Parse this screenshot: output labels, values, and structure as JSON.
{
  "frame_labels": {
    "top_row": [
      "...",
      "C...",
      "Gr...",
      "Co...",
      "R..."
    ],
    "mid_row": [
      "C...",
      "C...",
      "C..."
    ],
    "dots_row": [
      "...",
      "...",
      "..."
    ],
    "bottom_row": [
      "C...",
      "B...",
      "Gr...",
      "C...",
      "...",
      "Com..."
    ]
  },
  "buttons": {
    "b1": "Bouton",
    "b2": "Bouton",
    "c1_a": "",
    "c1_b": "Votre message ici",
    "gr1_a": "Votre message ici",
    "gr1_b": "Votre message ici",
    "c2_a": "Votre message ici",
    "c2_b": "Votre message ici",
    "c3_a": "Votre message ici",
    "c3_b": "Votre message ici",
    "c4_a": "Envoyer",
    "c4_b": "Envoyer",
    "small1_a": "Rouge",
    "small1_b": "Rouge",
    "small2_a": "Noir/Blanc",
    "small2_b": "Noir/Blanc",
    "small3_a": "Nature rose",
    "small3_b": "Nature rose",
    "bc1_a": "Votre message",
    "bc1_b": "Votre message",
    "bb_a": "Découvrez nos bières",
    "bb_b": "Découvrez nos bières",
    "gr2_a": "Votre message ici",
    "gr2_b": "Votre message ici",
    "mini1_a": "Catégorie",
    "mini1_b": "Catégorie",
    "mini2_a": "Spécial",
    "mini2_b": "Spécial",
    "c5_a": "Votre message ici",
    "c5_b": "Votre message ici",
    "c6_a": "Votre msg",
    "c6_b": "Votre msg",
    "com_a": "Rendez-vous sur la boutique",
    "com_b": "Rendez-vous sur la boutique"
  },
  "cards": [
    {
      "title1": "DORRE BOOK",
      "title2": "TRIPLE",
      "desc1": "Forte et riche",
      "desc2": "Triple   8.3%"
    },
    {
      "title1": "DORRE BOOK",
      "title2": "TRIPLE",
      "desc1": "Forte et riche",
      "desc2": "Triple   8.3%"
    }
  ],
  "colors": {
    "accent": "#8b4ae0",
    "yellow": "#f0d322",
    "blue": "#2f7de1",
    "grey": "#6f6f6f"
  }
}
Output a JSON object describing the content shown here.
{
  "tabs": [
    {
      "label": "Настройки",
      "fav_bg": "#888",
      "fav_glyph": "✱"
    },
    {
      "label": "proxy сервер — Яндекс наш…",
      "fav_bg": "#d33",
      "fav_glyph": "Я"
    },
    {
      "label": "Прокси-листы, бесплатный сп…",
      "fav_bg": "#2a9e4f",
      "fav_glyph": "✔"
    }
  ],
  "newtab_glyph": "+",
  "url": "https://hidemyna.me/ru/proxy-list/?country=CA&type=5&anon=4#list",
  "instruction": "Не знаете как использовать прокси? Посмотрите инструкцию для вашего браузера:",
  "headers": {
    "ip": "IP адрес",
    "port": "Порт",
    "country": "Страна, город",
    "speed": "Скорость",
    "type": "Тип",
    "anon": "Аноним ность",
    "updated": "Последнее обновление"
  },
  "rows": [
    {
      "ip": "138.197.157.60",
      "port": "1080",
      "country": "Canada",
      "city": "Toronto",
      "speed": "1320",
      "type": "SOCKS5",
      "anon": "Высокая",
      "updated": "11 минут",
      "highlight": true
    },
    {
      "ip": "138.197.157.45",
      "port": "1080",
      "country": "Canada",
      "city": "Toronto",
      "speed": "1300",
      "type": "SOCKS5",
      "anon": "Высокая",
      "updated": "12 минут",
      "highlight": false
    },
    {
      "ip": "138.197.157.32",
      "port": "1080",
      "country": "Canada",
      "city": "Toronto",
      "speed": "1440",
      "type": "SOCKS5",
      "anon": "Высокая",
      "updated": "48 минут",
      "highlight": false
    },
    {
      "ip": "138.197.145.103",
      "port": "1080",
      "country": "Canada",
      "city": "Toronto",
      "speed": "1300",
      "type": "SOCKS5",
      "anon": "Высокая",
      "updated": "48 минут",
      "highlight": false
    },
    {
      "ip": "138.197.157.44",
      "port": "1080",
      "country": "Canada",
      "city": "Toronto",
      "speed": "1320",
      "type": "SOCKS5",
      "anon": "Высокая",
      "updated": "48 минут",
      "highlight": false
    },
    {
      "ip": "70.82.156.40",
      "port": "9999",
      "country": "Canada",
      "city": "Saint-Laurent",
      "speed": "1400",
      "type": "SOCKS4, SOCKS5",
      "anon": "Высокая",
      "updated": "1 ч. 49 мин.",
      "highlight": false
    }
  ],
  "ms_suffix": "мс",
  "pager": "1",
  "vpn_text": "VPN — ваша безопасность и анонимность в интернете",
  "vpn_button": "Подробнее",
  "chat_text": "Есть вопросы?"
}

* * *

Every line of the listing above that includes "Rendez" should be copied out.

    "com_a": "Rendez-vous sur la boutique",
    "com_b": "Rendez-vous sur la boutique"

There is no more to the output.